WHAT THIS TASK INVOLVES -> Could you count the lines in the data that contain "From"? Reply with the number only.

*** DATA Section Begins ***

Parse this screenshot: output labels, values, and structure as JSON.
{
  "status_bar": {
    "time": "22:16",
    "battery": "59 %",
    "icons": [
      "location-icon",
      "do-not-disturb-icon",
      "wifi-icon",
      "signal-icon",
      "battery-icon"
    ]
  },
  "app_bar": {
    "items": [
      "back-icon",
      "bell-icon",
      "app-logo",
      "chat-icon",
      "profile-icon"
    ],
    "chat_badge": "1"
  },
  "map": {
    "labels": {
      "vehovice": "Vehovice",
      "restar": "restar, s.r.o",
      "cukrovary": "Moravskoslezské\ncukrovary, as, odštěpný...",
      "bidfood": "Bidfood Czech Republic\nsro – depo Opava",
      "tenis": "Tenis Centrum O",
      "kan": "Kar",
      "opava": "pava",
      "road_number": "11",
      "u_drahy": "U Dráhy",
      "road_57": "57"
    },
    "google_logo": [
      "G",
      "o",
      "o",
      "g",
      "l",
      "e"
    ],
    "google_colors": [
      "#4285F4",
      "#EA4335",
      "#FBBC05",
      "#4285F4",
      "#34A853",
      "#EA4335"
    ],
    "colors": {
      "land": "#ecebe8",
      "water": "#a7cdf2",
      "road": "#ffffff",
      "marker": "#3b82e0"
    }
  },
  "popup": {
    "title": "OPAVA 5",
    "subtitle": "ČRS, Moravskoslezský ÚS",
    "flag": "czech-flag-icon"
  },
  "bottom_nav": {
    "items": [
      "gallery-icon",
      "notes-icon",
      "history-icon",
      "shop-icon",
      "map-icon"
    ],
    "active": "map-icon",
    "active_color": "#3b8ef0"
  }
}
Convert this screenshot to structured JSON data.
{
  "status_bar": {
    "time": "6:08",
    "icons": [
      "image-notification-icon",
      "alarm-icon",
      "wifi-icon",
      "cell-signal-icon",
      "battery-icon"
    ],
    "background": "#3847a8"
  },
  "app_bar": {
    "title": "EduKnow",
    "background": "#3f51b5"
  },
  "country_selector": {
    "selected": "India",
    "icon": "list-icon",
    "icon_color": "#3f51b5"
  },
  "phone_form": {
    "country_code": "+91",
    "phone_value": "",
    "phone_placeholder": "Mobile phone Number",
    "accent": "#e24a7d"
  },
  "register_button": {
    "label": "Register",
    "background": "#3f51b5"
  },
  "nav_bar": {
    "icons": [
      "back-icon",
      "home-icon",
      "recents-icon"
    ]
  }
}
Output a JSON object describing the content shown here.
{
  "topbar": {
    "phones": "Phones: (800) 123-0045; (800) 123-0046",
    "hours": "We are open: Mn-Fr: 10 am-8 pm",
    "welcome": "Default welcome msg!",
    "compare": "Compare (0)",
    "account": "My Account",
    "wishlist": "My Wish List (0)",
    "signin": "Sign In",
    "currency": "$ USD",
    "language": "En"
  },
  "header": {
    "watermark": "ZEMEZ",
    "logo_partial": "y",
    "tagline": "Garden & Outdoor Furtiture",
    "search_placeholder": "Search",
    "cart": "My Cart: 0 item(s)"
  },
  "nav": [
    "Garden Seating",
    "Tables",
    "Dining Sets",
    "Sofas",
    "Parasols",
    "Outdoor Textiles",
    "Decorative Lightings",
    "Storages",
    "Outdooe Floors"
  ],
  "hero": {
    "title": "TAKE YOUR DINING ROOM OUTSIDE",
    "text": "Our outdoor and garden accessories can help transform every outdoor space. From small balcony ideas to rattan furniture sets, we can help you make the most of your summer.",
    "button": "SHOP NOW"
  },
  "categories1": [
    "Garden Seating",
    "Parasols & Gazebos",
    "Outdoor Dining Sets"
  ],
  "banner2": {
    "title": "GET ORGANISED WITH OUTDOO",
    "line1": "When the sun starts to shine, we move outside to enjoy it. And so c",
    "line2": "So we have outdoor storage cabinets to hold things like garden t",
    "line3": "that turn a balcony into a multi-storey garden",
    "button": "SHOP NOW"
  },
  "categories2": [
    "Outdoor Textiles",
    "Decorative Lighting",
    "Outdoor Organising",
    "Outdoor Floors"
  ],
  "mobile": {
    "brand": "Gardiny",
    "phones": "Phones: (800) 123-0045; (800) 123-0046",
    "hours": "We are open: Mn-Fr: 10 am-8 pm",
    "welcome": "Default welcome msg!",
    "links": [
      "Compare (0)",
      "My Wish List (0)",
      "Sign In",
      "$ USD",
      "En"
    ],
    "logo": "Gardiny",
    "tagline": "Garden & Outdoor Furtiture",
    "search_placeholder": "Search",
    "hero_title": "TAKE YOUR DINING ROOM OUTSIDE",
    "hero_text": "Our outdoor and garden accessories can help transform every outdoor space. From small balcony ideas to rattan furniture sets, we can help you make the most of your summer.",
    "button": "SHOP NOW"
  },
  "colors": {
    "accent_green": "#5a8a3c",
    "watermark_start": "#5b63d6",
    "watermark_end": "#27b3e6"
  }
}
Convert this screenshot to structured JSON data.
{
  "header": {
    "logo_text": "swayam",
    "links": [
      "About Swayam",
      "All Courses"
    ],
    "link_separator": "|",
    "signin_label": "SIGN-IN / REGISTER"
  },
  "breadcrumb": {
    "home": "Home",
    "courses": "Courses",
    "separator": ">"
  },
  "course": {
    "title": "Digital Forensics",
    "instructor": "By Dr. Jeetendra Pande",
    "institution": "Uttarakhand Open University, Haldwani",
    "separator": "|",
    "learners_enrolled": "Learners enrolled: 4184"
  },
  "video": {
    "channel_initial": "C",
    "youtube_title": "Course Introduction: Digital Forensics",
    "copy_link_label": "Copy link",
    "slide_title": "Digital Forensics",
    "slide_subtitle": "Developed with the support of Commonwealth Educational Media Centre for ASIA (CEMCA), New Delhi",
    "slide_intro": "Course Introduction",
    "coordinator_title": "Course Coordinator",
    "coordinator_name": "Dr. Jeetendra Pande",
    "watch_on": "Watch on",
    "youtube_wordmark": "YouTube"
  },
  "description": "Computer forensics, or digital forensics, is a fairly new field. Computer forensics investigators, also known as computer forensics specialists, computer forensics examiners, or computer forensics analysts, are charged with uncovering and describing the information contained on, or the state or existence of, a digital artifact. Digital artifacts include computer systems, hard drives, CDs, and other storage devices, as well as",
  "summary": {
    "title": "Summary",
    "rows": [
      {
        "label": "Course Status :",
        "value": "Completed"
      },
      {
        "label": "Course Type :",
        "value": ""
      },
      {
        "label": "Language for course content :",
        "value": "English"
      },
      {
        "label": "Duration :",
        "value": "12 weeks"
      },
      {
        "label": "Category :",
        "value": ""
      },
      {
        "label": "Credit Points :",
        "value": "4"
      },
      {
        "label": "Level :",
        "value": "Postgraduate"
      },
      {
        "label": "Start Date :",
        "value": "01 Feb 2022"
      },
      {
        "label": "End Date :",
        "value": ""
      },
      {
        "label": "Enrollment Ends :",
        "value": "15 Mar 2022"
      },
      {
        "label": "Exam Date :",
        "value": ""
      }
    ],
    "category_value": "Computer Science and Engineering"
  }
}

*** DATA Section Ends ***

EXERCISE OUTPUT -> 2